Rick Carlisle, pianist, takes on middle school

It's unconfirmed whether Dallas Mavericks coach Rick Carlisle agreed to speak and play the piano for middle school students at W.G. Weiner Exploratory Arts Academy in Dallas to share his passion for the piano and music, or to lead a few more renditions of "We are the Champions."

We'll assume the former, but it sure was hard to tell.

The coach of the 2011 world champs held court Wednesday morning as sixth, seventh and eight graders packed the school's auditorium in three separate assemblies. Prior to that, Carlisle sat at a table in a small room with four student journalists that left no stone unturned.

"Were the 1986 Boston Celtics the best team that year?" asked one young journalist, clearly having done his homework, knowing that Carlisle was a reserve on that championship team 25 years ago.

Carlisle smiled and said, "Absolutely. It might have been the team of all-time. In fact, it would be interesting for that team to play the Mavericks."

Then it was on to the auditorium stage and a 9-foot Steinway & Sons Grand piano. Carlisle is a self-taught pianist, learning how to play the year he transferred from Maine to Virginia and had to sit out a year before being eligible to play for the Cavaliers. The man with some of the longest fingers you'll ever see is talented enough to sit in on occasion with close friend Bruce Hornsby and his band, which Carlisle did last month at show at the Biltmore in Asheville, N.C.

Anyway, Carlisle opened Wednesday's presentation for the students by quizzing them on the song played before sporting events. Then he played the National Anthem.
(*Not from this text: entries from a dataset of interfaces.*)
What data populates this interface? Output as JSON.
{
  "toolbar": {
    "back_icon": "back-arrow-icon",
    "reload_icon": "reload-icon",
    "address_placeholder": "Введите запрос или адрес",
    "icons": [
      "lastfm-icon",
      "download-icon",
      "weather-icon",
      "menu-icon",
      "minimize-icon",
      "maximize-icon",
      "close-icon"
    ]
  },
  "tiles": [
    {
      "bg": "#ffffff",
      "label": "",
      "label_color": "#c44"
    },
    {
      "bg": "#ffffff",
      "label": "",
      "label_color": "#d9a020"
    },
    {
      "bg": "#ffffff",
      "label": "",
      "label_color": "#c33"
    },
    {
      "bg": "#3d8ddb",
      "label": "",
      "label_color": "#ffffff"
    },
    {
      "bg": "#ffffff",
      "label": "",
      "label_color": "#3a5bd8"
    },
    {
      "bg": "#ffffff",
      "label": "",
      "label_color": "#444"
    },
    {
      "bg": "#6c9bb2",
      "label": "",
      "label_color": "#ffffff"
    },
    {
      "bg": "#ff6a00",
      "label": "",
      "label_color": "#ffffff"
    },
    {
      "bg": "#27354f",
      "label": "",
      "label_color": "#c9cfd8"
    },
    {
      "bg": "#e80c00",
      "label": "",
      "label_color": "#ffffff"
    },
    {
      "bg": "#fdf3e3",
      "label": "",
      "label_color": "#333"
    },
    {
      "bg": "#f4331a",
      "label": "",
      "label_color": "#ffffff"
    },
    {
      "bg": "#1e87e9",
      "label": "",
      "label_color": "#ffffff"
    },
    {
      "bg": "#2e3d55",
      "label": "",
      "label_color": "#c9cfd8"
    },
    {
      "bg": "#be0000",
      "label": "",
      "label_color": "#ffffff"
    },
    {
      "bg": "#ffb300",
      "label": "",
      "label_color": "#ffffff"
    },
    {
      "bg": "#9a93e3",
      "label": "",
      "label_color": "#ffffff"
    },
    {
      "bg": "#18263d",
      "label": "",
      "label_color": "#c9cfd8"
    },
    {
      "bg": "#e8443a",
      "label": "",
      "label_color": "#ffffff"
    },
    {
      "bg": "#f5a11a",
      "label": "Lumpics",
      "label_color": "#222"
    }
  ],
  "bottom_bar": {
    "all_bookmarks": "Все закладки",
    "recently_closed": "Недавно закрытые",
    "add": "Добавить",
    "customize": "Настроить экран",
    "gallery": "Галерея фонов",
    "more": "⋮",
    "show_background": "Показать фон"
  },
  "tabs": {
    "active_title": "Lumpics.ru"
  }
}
He then asked for a volunteer to sing --what else? -- Queen's "We are the Champions." Although the song has become an anthem for sports champs, it was recorded in 1977 and the young lady who volunteered to sing on stage -- along with her middle school mates in their seats -- wasn't all that familiar with it. A sharp teacher quickly provided a cell phone with the lyrics to the chorus dailed up and soon the entire auditorium sprang to life with a spine-tingling rendition as Carlisle happily played along.

This is also how Carlisle closed his 30-minute presentation as well. Each assembly got a heavy dose of "We are the Champions" and a select group of students from loudest assembly will be awarded tickets to a Mavs game -- just as soon as the NBA lockout ends, of course.

Carlisle encouraged the students to learn how to play the piano or another instrument, to not be afraid to make mistakes and to enjoy the challenge of becoming good at whatever they choose to do. "Music is not only a creative outlet," he told them, "but it is very relaxing and it is something you can take with you for a lifetime."

As for that other subject matter -- the lockout, Carlisle went silent. "Can't talk about it," he said. The start of the Mavs' training camp on Oct. 4 certainly appears in jeopardy not to mention the regular season that is supposed to start on Nov. 1 at home against the Chicago Bulls.

It will be a busy period when the lockout is lifted. The Mavs have six free agents, including Tyson Chandler, Caron Butler and J.J. Barea and Dallas hopes to re-sign them all.

Carlisle also opted not to discuss plans to fill the vacancy on his bench left when Dwane Casey accepted the head coaching job with the Toronto Raptors.

About all Carlisle would say regarding basketball is that he and his coaches are keeping regular office hours and are preparing as much as possible to defend their title. They'll also be busy the next few weeks with a series of fantasy camps.

"We're working. We're getting ready. Preparing," Carlisle said. "The one thing about this job and playing in this league is you have to be resourceful. We really haven't changed anything in terms of our approach. We're still studying things we did last year, things we can do better and we're just getting ready."